The Quezon City Regional Trial Court ordered the imprisonment of a security agency owner of up to 20 years for non-remittance of the Social Security System (SSS) contributions of employees for over six years amounting to more than P675,000, including accrued penalties.

Judge Rosa M. Simon of QC-RTC said that Gomander S. Dimaporo, owner of the GDS Security Investigation Agency based in Sta. Cruz, Manila, “willfully and unlawfully” failed to remit a total of P179,924 in SSS contributions of employees for January 2004 to April 2010.

Finding Dimaporo “guilty beyond reasonable doubt,” the judge sentenced him “to suffer the indeterminate prison term of four years and two years of prision correccional, as minimum, to 20 years of reclusion temporal, as maximum,” in line with the Social Security Law and Indeterminate Sentence Law.

The court also ruled that Dimaporo should remit to the SSS the employees’ unpaid contributions with the corresponding monthly penalties that would continue to accrue until fully settled. Under the SSS charter, unpaid SSS contributions are charged a penalty of three percent per month.

Nancy D. Bagoyoro, Senior Account Analyst at SSS Welcome Rotonda Branch, discovered the company’s delinquent contributions while in the field to monitor employers’ SSS compliance as part of her duties as an account officer.

Based on Bagoyoro’s testimony, the company failed to settle its unpaid SSS contributions despite due notice given by the SSS through the letter of introduction, billing letter, and demand letter it sent to Dimaporo. The accused also repeatedly failed to show up during the scheduled court hearings.

“Despite the opportunities given by the private complainant, and the Court as well during the course of the proceedings, accused failed to appear and to offer controverting evidence to prove his innocence of the charge against him,” the judge said in her five-page decision.

SSS Chief Legal Counsel and Senior Vice President for Legal Services Division Atty. Voltaire P. Agas noted the declining amount of employer delinquency that amounted to P325 billion in 2008, of which P94 billion were unpaid principal and the rest were accrued penalties.

However, tighter monitoring of employers’ SSS compliance and intensified legal actions against erring companies helped bring down the amount of delinquency to P13.5 billion, including principal and penalties, as stated in the 2013 Commission on Audit report.

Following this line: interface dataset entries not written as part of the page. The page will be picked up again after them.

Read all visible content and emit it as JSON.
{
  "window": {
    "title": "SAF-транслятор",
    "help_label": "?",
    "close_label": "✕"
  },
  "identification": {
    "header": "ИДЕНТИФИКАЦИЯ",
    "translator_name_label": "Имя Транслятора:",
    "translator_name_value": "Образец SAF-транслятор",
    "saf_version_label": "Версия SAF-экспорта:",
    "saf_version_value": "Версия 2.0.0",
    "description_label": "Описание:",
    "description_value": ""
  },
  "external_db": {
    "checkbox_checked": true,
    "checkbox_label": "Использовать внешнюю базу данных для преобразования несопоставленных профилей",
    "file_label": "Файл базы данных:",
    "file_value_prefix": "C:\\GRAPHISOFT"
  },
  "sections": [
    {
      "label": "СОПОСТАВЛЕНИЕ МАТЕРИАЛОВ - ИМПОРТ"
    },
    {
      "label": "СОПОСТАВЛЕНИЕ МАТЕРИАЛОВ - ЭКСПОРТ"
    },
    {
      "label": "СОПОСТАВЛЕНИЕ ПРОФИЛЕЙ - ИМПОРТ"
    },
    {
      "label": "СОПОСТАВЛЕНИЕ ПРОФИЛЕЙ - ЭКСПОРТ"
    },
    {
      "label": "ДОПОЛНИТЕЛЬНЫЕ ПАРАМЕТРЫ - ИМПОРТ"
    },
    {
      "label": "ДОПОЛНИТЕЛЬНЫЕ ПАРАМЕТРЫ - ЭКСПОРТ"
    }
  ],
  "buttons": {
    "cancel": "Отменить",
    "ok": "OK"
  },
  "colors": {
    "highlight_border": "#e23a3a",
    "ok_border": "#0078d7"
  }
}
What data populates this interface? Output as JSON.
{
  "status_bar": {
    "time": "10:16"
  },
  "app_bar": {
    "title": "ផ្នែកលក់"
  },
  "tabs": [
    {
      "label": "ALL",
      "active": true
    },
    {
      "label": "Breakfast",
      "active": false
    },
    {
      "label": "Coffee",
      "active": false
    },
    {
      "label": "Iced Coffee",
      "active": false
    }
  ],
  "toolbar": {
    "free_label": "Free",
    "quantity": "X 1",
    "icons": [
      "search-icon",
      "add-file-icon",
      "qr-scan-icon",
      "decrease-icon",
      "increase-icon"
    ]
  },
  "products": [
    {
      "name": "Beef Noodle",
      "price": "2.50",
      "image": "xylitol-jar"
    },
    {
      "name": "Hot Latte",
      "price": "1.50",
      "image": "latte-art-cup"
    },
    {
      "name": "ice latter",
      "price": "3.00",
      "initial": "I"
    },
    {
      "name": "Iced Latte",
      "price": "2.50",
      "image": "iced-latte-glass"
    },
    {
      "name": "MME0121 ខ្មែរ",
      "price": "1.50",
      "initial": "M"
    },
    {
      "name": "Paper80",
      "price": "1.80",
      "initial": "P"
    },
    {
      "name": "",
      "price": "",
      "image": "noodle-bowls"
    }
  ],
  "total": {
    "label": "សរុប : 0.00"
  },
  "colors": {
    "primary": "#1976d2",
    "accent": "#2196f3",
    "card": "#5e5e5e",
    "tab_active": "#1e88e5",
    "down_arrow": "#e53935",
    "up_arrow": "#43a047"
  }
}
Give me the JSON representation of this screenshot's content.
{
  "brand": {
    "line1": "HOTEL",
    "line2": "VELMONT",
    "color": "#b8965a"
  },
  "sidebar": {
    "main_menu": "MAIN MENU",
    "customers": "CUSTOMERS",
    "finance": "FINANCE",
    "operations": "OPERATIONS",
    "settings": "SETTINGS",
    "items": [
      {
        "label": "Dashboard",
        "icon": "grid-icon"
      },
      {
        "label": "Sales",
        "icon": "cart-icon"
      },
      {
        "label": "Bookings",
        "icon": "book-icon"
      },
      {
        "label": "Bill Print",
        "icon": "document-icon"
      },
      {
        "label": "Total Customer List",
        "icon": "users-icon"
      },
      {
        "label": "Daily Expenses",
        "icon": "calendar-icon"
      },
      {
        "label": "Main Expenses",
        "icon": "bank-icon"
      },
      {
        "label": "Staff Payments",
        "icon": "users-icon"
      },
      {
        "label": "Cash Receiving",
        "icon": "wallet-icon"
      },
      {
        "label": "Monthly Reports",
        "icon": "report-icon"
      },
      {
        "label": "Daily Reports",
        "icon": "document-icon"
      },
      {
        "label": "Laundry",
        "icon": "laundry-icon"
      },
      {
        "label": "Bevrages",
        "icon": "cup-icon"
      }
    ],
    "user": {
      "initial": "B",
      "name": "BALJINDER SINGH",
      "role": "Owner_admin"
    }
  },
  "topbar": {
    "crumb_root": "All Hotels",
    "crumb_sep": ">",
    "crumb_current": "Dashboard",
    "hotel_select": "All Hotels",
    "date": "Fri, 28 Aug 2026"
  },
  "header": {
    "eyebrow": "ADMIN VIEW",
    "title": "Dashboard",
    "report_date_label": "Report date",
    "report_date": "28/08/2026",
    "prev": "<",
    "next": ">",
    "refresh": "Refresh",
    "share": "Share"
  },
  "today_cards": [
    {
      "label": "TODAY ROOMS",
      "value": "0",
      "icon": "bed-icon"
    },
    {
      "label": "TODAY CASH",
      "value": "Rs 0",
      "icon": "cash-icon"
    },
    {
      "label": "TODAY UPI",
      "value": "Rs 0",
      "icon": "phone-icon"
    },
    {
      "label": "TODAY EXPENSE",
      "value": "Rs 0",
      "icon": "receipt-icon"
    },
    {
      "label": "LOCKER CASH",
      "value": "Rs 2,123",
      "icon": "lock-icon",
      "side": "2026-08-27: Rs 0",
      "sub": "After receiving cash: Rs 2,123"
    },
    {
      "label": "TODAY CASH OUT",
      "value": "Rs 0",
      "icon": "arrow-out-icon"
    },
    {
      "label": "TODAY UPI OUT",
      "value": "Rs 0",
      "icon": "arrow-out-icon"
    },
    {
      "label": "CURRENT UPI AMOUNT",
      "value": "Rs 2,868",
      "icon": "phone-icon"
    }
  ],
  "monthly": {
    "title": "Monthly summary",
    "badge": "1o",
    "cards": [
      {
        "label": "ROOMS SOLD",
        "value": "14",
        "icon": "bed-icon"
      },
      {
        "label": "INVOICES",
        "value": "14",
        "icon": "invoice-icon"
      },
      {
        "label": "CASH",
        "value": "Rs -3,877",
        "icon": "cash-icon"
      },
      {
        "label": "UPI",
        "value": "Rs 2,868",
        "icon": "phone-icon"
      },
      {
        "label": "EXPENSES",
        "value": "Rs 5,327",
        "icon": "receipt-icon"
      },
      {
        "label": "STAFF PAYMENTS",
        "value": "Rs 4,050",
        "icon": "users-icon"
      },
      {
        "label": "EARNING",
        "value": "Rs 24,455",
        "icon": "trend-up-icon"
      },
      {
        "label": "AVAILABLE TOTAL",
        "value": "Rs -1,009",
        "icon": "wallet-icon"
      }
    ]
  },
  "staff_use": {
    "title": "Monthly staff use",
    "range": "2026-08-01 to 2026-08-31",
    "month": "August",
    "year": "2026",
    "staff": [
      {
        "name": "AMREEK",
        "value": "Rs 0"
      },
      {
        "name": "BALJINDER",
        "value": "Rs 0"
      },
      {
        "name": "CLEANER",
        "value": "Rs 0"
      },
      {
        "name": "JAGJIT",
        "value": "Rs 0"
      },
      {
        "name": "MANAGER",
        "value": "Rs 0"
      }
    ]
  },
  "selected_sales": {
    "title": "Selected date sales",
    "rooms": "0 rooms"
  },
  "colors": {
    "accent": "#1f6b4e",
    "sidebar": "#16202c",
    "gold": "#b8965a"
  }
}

“Some sectors accuse the SSS of alleged ‘uncollected revenues’ of P325 billion that they insist would cover the proposed P2,000 pension increase. This is long-outdated data. Our total employer delinquency has gone down to about P13.5 billion. It’s not even one-fourth of the P56 billion needed to implement the P2,000 pension increase just for its first year,” Agas explained.

Latest SSS data show that a total of 15,448 cases against delinquent employers were filed by the state-run pension fund in court, at the Prosecutor’s Office and before Social Security Commission from 2010 to 2015. Court convictions against delinquent employers totaled 26 over the same period.

“About 55 percent or 7,964 of those charged settled their delinquencies through payment in full, by installment, or in kind after SSS’ filed a case against them. Collections from filing of cases alone have brought in over P1.17 billion from 2010 to 2015. This does not even include delinquency collections resulting from the issuance of demand letters by SSS lawyers,” Agas said.